> _Your assignment_
Every line below that has the string "Select" needs to be copied.

(Excerpts from an interface dataset)
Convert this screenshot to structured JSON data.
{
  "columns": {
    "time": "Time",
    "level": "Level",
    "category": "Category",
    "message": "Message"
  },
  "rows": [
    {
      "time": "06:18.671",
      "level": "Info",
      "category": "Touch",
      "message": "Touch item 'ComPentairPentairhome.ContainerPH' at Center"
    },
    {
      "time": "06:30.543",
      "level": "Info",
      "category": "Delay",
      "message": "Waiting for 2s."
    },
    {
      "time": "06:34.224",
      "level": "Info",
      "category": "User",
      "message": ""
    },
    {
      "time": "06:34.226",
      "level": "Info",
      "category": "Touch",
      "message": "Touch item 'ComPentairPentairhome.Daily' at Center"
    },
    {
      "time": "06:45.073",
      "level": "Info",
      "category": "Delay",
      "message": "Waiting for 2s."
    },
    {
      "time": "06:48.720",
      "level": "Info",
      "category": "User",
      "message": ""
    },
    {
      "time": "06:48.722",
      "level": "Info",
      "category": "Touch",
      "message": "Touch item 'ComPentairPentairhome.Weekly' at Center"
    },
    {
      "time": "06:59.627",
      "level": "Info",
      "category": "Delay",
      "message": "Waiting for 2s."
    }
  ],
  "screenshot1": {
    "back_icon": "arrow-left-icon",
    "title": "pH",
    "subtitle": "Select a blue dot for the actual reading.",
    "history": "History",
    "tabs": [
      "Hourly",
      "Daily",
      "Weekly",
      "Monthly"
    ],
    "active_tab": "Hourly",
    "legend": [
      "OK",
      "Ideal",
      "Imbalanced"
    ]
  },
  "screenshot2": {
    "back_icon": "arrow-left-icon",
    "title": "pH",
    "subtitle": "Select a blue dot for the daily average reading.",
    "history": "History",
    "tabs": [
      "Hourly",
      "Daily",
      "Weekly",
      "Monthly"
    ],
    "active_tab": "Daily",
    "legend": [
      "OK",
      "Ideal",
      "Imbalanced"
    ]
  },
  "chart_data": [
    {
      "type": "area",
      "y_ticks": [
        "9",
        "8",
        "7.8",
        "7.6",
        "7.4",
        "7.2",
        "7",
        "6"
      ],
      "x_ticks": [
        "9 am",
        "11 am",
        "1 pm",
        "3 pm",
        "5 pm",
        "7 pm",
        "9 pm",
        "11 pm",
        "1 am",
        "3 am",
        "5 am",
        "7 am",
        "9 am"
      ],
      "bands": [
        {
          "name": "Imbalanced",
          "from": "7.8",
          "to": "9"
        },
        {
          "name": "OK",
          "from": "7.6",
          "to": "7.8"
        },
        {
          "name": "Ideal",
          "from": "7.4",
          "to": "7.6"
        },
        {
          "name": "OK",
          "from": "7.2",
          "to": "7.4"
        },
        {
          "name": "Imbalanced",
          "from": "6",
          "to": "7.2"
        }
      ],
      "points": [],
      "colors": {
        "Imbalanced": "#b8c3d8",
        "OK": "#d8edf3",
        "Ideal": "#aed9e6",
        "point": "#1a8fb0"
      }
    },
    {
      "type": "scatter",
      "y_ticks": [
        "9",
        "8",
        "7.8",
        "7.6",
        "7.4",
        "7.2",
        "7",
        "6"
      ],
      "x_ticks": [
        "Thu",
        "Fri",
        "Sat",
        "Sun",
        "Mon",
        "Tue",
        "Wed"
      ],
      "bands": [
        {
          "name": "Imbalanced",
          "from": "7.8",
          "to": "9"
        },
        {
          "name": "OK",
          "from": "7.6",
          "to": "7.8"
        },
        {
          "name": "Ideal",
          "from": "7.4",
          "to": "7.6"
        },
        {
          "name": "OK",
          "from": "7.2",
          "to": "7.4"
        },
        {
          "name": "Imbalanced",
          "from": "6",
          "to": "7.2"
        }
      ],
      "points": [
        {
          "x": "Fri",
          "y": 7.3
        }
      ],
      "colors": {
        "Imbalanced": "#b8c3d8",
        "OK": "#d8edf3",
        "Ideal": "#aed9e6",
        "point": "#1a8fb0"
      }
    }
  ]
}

> _Task response_
    "subtitle": "Select a blue dot for the actual reading.",
    "subtitle": "Select a blue dot for the daily average reading.",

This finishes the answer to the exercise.